By KIM SKORNOGOSKI • Tribune Staff Writer • December 12, 2010
There were just a few drops of blood around the cow — hardly what was expected considering the tongue and udder were removed and the flesh and tissue scraped clean to the bone.
In the days before its death, the cow showed no signs of being sick. The tongue and udder looked like they had been cut with precision — not ripped as a predator would do.
"I reached out to everybody I know to try to get an explanation," Meagher County Sheriff Jon Lopp said. "Everybody's got a theory — from insects to UFOs. I've actually read a lot about it. I'm still as confused as I was when I started."
Though this incident was the first time Lopp has seen a cow mutilated in such a strange manner, it's been going on elsewhere for decades.
In England, accounts of mutilated cows, horses and goats date back to the late 19th and early 20th centuries. The first reports in America surfaced in Pennsylvania and Kansas in the 1960s.
Montana's first known similar incident was a Sand Coulee steer in late August 1974. By December 1977, sheriff's deputies had investigated 67 mutilation cases in Cascade, Judith Basin, Chouteau, Teton and Pondera counties.
The hallmarks of these incidents are the almost surgically precise removal of reproductive organs, udders, anuses, teats and tongues with very little bleeding. Flesh around the jaw often is removed, exposing the mandible. Sometimes, internal organs are removed with no obvious points of entry.
Lopp found no human or animal tracks around the dead cow, and no signs of a struggle — just like in the other mutilated cow cases. However, the ground was hard when the cow was discovered in late October, and there was no snow on the ground.
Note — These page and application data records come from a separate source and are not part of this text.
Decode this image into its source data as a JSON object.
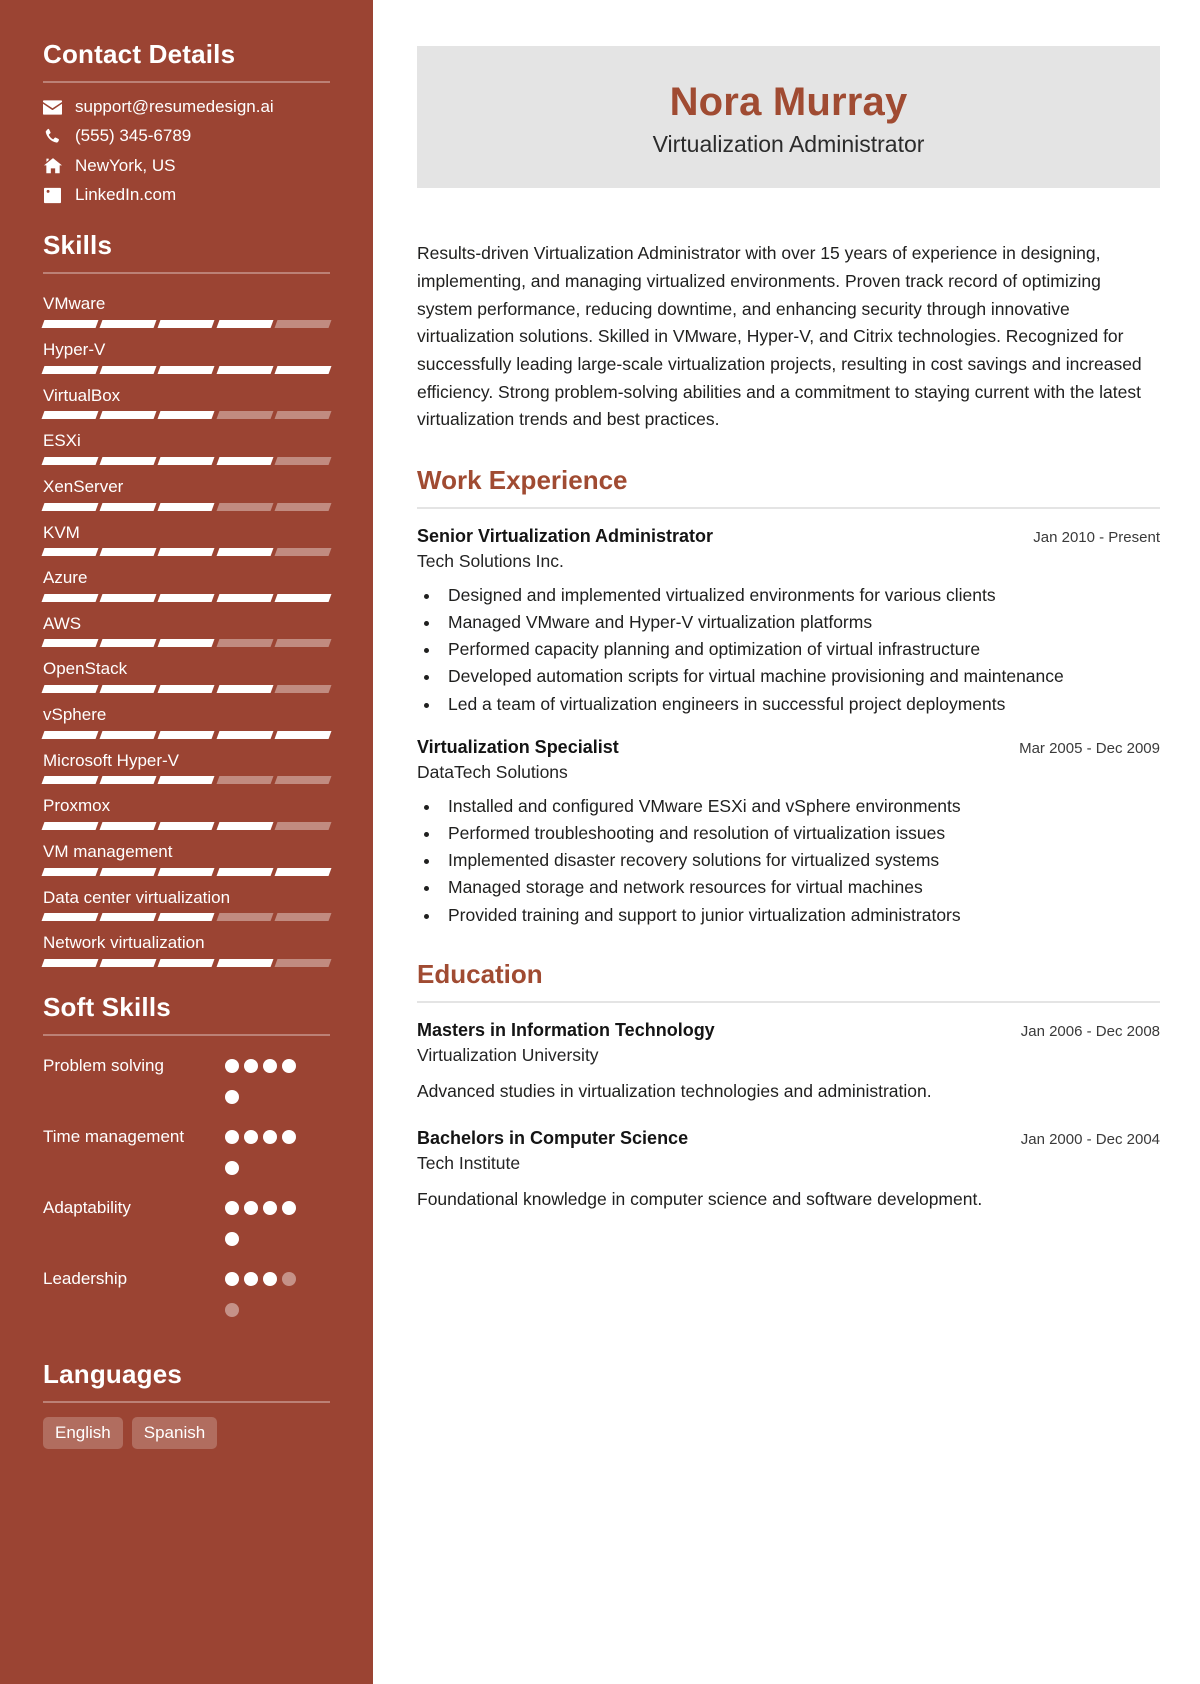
{
  "colors": {
    "sidebar_bg": "#9B4433",
    "accent": "#A04B32",
    "band_bg": "#E4E4E4",
    "text": "#20201F"
  },
  "header": {
    "name": "Nora Murray",
    "title": "Virtualization Administrator"
  },
  "summary": "Results-driven Virtualization Administrator with over 15 years of experience in designing, implementing, and managing virtualized environments. Proven track record of optimizing system performance, reducing downtime, and enhancing security through innovative virtualization solutions. Skilled in VMware, Hyper-V, and Citrix technologies. Recognized for successfully leading large-scale virtualization projects, resulting in cost savings and increased efficiency. Strong problem-solving abilities and a commitment to staying current with the latest virtualization trends and best practices.",
  "sidebar": {
    "contact": {
      "heading": "Contact Details",
      "items": [
        {
          "icon": "envelope-icon",
          "value": "support@resumedesign.ai"
        },
        {
          "icon": "phone-icon",
          "value": "(555) 345-6789"
        },
        {
          "icon": "home-icon",
          "value": "NewYork, US"
        },
        {
          "icon": "linkedin-icon",
          "value": "LinkedIn.com"
        }
      ]
    },
    "skills": {
      "heading": "Skills",
      "max_level": 5,
      "items": [
        {
          "name": "VMware",
          "level": 4
        },
        {
          "name": "Hyper-V",
          "level": 5
        },
        {
          "name": "VirtualBox",
          "level": 3
        },
        {
          "name": "ESXi",
          "level": 4
        },
        {
          "name": "XenServer",
          "level": 3
        },
        {
          "name": "KVM",
          "level": 4
        },
        {
          "name": "Azure",
          "level": 5
        },
        {
          "name": "AWS",
          "level": 3
        },
        {
          "name": "OpenStack",
          "level": 4
        },
        {
          "name": "vSphere",
          "level": 5
        },
        {
          "name": "Microsoft Hyper-V",
          "level": 3
        },
        {
          "name": "Proxmox",
          "level": 4
        },
        {
          "name": "VM management",
          "level": 5
        },
        {
          "name": "Data center virtualization",
          "level": 3
        },
        {
          "name": "Network virtualization",
          "level": 4
        }
      ]
    },
    "soft_skills": {
      "heading": "Soft Skills",
      "max_level": 5,
      "items": [
        {
          "name": "Problem solving",
          "level": 5
        },
        {
          "name": "Time management",
          "level": 5
        },
        {
          "name": "Adaptability",
          "level": 5
        },
        {
          "name": "Leadership",
          "level": 3
        }
      ]
    },
    "languages": {
      "heading": "Languages",
      "items": [
        "English",
        "Spanish"
      ]
    }
  },
  "main": {
    "work": {
      "heading": "Work Experience",
      "entries": [
        {
          "title": "Senior Virtualization Administrator",
          "date": "Jan 2010 - Present",
          "org": "Tech Solutions Inc.",
          "bullets": [
            "Designed and implemented virtualized environments for various clients",
            "Managed VMware and Hyper-V virtualization platforms",
            "Performed capacity planning and optimization of virtual infrastructure",
            "Developed automation scripts for virtual machine provisioning and maintenance",
            "Led a team of virtualization engineers in successful project deployments"
          ]
        },
        {
          "title": "Virtualization Specialist",
          "date": "Mar 2005 - Dec 2009",
          "org": "DataTech Solutions",
          "bullets": [
            "Installed and configured VMware ESXi and vSphere environments",
            "Performed troubleshooting and resolution of virtualization issues",
            "Implemented disaster recovery solutions for virtualized systems",
            "Managed storage and network resources for virtual machines",
            "Provided training and support to junior virtualization administrators"
          ]
        }
      ]
    },
    "education": {
      "heading": "Education",
      "entries": [
        {
          "title": "Masters in Information Technology",
          "date": "Jan 2006 - Dec 2008",
          "org": "Virtualization University",
          "desc": "Advanced studies in virtualization technologies and administration."
        },
        {
          "title": "Bachelors in Computer Science",
          "date": "Jan 2000 - Dec 2004",
          "org": "Tech Institute",
          "desc": "Foundational knowledge in computer science and software development."
        }
      ]
    }
  }
}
After asking around, Lopp learned of another Meagher County rancher who several years ago had three cows die in a similar fashion within a few months of each other.
Over the years, explanations have included the legendary Chupacabra, extraterrestrials, secretive government programs and satanic cults.